▶ **Extracted material**:
* * *
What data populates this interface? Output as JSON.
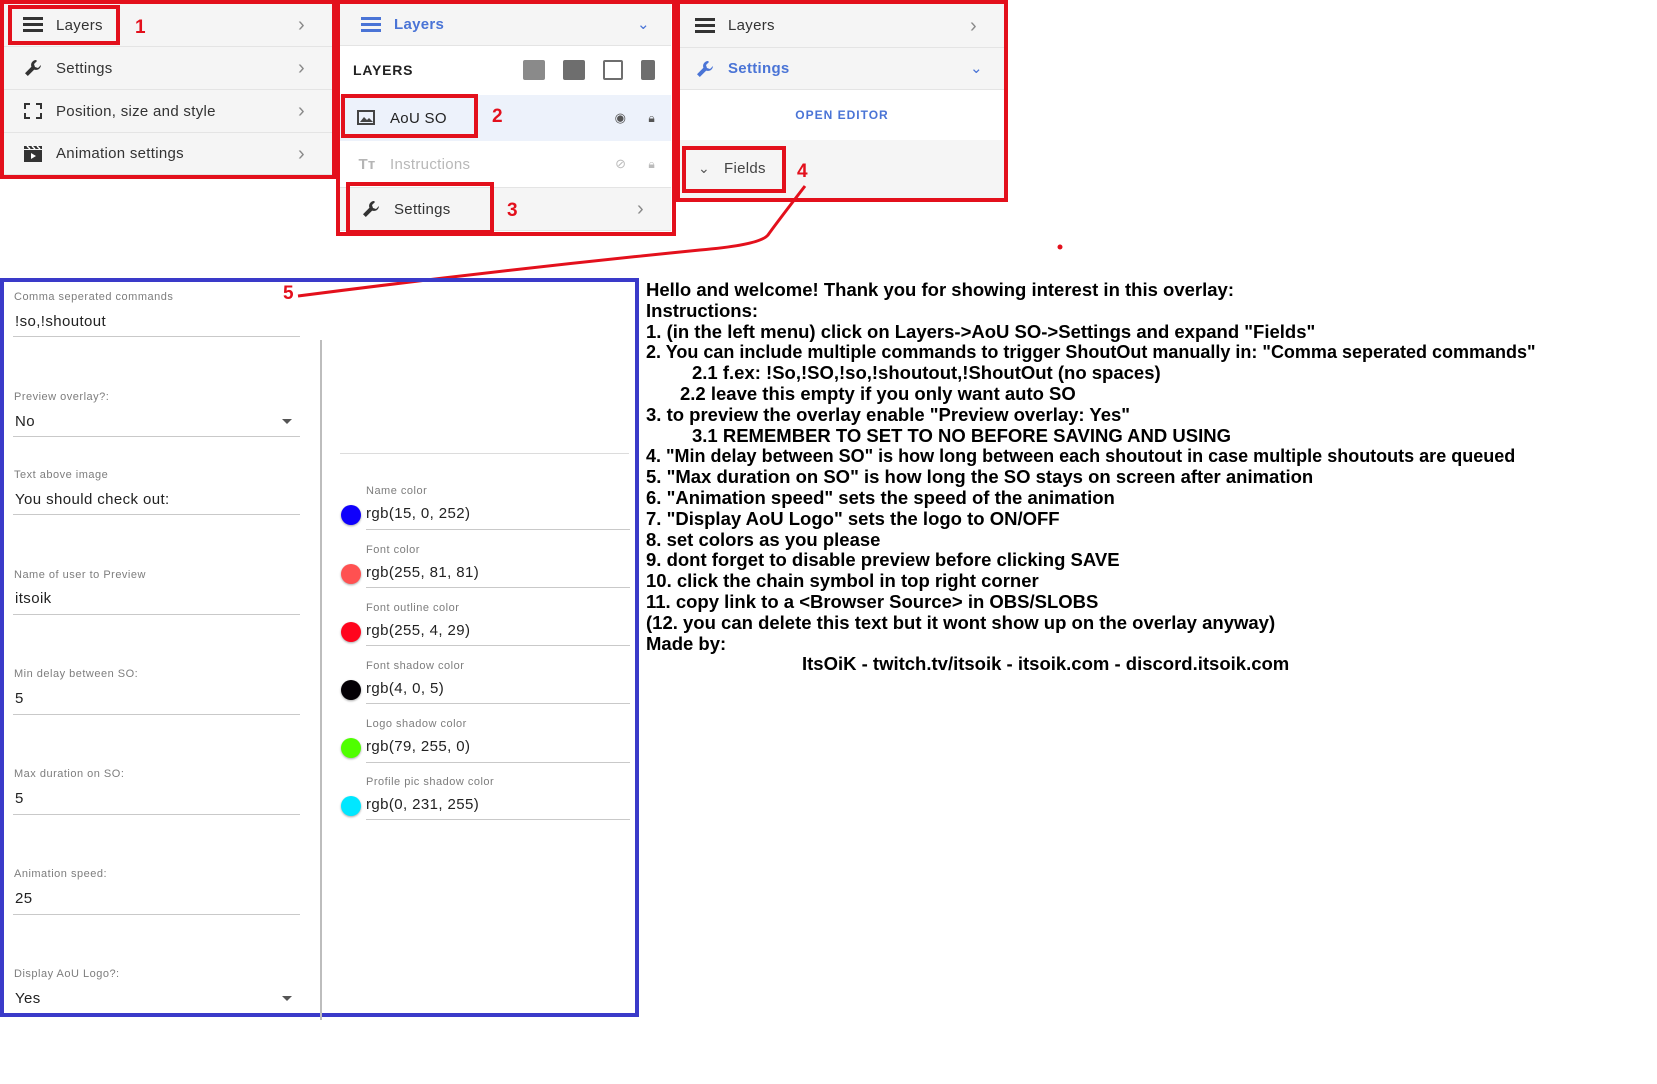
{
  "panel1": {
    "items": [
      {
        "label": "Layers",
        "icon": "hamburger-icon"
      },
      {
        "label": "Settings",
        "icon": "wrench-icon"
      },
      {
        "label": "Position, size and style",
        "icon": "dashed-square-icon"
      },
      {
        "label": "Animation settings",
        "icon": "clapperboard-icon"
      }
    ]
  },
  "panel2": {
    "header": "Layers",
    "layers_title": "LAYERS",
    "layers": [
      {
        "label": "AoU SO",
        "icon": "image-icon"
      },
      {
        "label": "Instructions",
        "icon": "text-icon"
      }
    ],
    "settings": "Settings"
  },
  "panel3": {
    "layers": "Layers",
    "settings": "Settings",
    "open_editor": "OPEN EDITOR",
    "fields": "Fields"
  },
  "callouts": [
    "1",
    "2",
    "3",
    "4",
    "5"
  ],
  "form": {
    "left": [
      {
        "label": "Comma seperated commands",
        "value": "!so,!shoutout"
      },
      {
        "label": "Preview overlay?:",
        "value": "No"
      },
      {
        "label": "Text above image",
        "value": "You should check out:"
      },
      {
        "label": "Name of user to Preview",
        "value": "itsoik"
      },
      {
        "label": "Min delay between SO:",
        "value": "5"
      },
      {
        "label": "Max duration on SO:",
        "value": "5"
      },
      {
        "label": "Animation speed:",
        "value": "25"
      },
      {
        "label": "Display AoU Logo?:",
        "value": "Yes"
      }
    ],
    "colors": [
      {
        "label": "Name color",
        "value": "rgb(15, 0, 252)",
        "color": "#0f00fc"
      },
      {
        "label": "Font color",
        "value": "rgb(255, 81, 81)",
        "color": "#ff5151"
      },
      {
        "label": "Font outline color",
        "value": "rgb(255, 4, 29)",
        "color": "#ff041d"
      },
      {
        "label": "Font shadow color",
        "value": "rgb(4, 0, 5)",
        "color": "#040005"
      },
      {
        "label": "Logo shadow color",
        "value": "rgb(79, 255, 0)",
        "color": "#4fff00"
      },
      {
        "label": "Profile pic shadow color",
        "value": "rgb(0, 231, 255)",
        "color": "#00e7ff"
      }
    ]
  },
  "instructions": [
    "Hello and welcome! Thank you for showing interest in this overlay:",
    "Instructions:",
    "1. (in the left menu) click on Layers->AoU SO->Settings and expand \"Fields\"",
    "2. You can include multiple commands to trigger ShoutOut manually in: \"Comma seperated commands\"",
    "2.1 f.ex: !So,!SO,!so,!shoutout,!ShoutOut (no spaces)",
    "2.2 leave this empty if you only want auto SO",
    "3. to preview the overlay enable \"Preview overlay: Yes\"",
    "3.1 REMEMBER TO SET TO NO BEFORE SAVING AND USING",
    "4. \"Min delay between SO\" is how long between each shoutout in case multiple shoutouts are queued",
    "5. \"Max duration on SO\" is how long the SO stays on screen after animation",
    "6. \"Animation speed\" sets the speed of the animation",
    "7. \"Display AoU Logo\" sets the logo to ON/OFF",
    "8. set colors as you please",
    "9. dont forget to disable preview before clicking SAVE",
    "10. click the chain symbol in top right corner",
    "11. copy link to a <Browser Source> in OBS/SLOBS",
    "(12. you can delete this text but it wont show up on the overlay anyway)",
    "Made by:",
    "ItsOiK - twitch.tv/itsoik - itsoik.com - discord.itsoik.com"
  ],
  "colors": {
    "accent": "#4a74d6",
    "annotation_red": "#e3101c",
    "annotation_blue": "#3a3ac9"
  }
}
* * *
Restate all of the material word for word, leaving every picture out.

▶ **Result below**:
What data populates this interface? Output as JSON.
{
  "panel1": {
    "items": [
      {
        "label": "Layers",
        "icon": "hamburger-icon"
      },
      {
        "label": "Settings",
        "icon": "wrench-icon"
      },
      {
        "label": "Position, size and style",
        "icon": "dashed-square-icon"
      },
      {
        "label": "Animation settings",
        "icon": "clapperboard-icon"
      }
    ]
  },
  "panel2": {
    "header": "Layers",
    "layers_title": "LAYERS",
    "layers": [
      {
        "label": "AoU SO",
        "icon": "image-icon"
      },
      {
        "label": "Instructions",
        "icon": "text-icon"
      }
    ],
    "settings": "Settings"
  },
  "panel3": {
    "layers": "Layers",
    "settings": "Settings",
    "open_editor": "OPEN EDITOR",
    "fields": "Fields"
  },
  "callouts": [
    "1",
    "2",
    "3",
    "4",
    "5"
  ],
  "form": {
    "left": [
      {
        "label": "Comma seperated commands",
        "value": "!so,!shoutout"
      },
      {
        "label": "Preview overlay?:",
        "value": "No"
      },
      {
        "label": "Text above image",
        "value": "You should check out:"
      },
      {
        "label": "Name of user to Preview",
        "value": "itsoik"
      },
      {
        "label": "Min delay between SO:",
        "value": "5"
      },
      {
        "label": "Max duration on SO:",
        "value": "5"
      },
      {
        "label": "Animation speed:",
        "value": "25"
      },
      {
        "label": "Display AoU Logo?:",
        "value": "Yes"
      }
    ],
    "colors": [
      {
        "label": "Name color",
        "value": "rgb(15, 0, 252)",
        "color": "#0f00fc"
      },
      {
        "label": "Font color",
        "value": "rgb(255, 81, 81)",
        "color": "#ff5151"
      },
      {
        "label": "Font outline color",
        "value": "rgb(255, 4, 29)",
        "color": "#ff041d"
      },
      {
        "label": "Font shadow color",
        "value": "rgb(4, 0, 5)",
        "color": "#040005"
      },
      {
        "label": "Logo shadow color",
        "value": "rgb(79, 255, 0)",
        "color": "#4fff00"
      },
      {
        "label": "Profile pic shadow color",
        "value": "rgb(0, 231, 255)",
        "color": "#00e7ff"
      }
    ]
  },
  "instructions": [
    "Hello and welcome! Thank you for showing interest in this overlay:",
    "Instructions:",
    "1. (in the left menu) click on Layers->AoU SO->Settings and expand \"Fields\"",
    "2. You can include multiple commands to trigger ShoutOut manually in: \"Comma seperated commands\"",
    "2.1 f.ex: !So,!SO,!so,!shoutout,!ShoutOut (no spaces)",
    "2.2 leave this empty if you only want auto SO",
    "3. to preview the overlay enable \"Preview overlay: Yes\"",
    "3.1 REMEMBER TO SET TO NO BEFORE SAVING AND USING",
    "4. \"Min delay between SO\" is how long between each shoutout in case multiple shoutouts are queued",
    "5. \"Max duration on SO\" is how long the SO stays on screen after animation",
    "6. \"Animation speed\" sets the speed of the animation",
    "7. \"Display AoU Logo\" sets the logo to ON/OFF",
    "8. set colors as you please",
    "9. dont forget to disable preview before clicking SAVE",
    "10. click the chain symbol in top right corner",
    "11. copy link to a <Browser Source> in OBS/SLOBS",
    "(12. you can delete this text but it wont show up on the overlay anyway)",
    "Made by:",
    "ItsOiK - twitch.tv/itsoik - itsoik.com - discord.itsoik.com"
  ],
  "colors": {
    "accent": "#4a74d6",
    "annotation_red": "#e3101c",
    "annotation_blue": "#3a3ac9"
  }
}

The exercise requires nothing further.